▶ [TASK ITEM]: In full and without alteration, output each record given here.

Component data from apps and pages:
--- --- ---

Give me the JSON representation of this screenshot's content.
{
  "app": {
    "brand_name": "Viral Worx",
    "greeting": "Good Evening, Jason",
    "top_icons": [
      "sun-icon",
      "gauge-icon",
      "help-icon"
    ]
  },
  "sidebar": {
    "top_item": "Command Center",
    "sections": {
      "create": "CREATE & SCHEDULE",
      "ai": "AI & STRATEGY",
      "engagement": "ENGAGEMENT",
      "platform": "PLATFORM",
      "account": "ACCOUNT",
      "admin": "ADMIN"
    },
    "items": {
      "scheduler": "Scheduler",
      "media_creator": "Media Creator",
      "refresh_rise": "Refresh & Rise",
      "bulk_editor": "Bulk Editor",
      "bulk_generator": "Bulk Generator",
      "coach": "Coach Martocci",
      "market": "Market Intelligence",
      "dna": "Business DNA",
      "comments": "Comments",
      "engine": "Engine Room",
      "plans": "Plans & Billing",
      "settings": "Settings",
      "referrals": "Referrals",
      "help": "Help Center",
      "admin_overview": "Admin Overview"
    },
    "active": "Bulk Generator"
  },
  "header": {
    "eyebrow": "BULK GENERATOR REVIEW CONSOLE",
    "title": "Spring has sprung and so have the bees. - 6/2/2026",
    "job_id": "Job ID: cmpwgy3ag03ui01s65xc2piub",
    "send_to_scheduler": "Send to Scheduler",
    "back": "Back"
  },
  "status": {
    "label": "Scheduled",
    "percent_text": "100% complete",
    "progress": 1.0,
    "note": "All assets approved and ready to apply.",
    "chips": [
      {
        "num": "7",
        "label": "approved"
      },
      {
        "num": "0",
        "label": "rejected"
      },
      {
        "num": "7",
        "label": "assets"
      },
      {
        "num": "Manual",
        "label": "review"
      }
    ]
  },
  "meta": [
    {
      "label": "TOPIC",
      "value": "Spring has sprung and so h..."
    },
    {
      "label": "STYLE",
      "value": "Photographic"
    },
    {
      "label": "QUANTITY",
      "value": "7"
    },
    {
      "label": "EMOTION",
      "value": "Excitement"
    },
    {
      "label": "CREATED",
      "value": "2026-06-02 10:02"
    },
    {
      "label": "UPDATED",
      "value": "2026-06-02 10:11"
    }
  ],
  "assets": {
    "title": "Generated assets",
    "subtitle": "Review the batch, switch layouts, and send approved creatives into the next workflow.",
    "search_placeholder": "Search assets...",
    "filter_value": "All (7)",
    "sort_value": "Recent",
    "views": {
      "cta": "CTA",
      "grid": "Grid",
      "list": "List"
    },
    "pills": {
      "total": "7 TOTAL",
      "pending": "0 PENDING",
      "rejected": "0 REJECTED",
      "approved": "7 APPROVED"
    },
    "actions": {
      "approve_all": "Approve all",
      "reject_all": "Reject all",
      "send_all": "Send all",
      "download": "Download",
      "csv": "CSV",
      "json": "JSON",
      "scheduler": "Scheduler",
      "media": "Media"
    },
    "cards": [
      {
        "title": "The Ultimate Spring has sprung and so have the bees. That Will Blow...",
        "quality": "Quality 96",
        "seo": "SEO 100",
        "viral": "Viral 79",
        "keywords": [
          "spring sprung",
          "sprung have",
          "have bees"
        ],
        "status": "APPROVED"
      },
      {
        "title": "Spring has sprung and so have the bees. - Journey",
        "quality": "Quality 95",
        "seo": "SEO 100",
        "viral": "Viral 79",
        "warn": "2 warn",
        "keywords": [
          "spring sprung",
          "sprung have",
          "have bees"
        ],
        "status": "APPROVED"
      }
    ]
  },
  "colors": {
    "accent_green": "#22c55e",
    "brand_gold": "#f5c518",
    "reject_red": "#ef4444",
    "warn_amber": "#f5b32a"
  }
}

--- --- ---

▶ [EXERCISE ANSWER]:
Give me the JSON representation of this screenshot's content.
{
  "app": {
    "brand_name": "Viral Worx",
    "greeting": "Good Evening, Jason",
    "top_icons": [
      "sun-icon",
      "gauge-icon",
      "help-icon"
    ]
  },
  "sidebar": {
    "top_item": "Command Center",
    "sections": {
      "create": "CREATE & SCHEDULE",
      "ai": "AI & STRATEGY",
      "engagement": "ENGAGEMENT",
      "platform": "PLATFORM",
      "account": "ACCOUNT",
      "admin": "ADMIN"
    },
    "items": {
      "scheduler": "Scheduler",
      "media_creator": "Media Creator",
      "refresh_rise": "Refresh & Rise",
      "bulk_editor": "Bulk Editor",
      "bulk_generator": "Bulk Generator",
      "coach": "Coach Martocci",
      "market": "Market Intelligence",
      "dna": "Business DNA",
      "comments": "Comments",
      "engine": "Engine Room",
      "plans": "Plans & Billing",
      "settings": "Settings",
      "referrals": "Referrals",
      "help": "Help Center",
      "admin_overview": "Admin Overview"
    },
    "active": "Bulk Generator"
  },
  "header": {
    "eyebrow": "BULK GENERATOR REVIEW CONSOLE",
    "title": "Spring has sprung and so have the bees. - 6/2/2026",
    "job_id": "Job ID: cmpwgy3ag03ui01s65xc2piub",
    "send_to_scheduler": "Send to Scheduler",
    "back": "Back"
  },
  "status": {
    "label": "Scheduled",
    "percent_text": "100% complete",
    "progress": 1.0,
    "note": "All assets approved and ready to apply.",
    "chips": [
      {
        "num": "7",
        "label": "approved"
      },
      {
        "num": "0",
        "label": "rejected"
      },
      {
        "num": "7",
        "label": "assets"
      },
      {
        "num": "Manual",
        "label": "review"
      }
    ]
  },
  "meta": [
    {
      "label": "TOPIC",
      "value": "Spring has sprung and so h..."
    },
    {
      "label": "STYLE",
      "value": "Photographic"
    },
    {
      "label": "QUANTITY",
      "value": "7"
    },
    {
      "label": "EMOTION",
      "value": "Excitement"
    },
    {
      "label": "CREATED",
      "value": "2026-06-02 10:02"
    },
    {
      "label": "UPDATED",
      "value": "2026-06-02 10:11"
    }
  ],
  "assets": {
    "title": "Generated assets",
    "subtitle": "Review the batch, switch layouts, and send approved creatives into the next workflow.",
    "search_placeholder": "Search assets...",
    "filter_value": "All (7)",
    "sort_value": "Recent",
    "views": {
      "cta": "CTA",
      "grid": "Grid",
      "list": "List"
    },
    "pills": {
      "total": "7 TOTAL",
      "pending": "0 PENDING",
      "rejected": "0 REJECTED",
      "approved": "7 APPROVED"
    },
    "actions": {
      "approve_all": "Approve all",
      "reject_all": "Reject all",
      "send_all": "Send all",
      "download": "Download",
      "csv": "CSV",
      "json": "JSON",
      "scheduler": "Scheduler",
      "media": "Media"
    },
    "cards": [
      {
        "title": "The Ultimate Spring has sprung and so have the bees. That Will Blow...",
        "quality": "Quality 96",
        "seo": "SEO 100",
        "viral": "Viral 79",
        "keywords": [
          "spring sprung",
          "sprung have",
          "have bees"
        ],
        "status": "APPROVED"
      },
      {
        "title": "Spring has sprung and so have the bees. - Journey",
        "quality": "Quality 95",
        "seo": "SEO 100",
        "viral": "Viral 79",
        "warn": "2 warn",
        "keywords": [
          "spring sprung",
          "sprung have",
          "have bees"
        ],
        "status": "APPROVED"
      }
    ]
  },
  "colors": {
    "accent_green": "#22c55e",
    "brand_gold": "#f5c518",
    "reject_red": "#ef4444",
    "warn_amber": "#f5b32a"
  }
}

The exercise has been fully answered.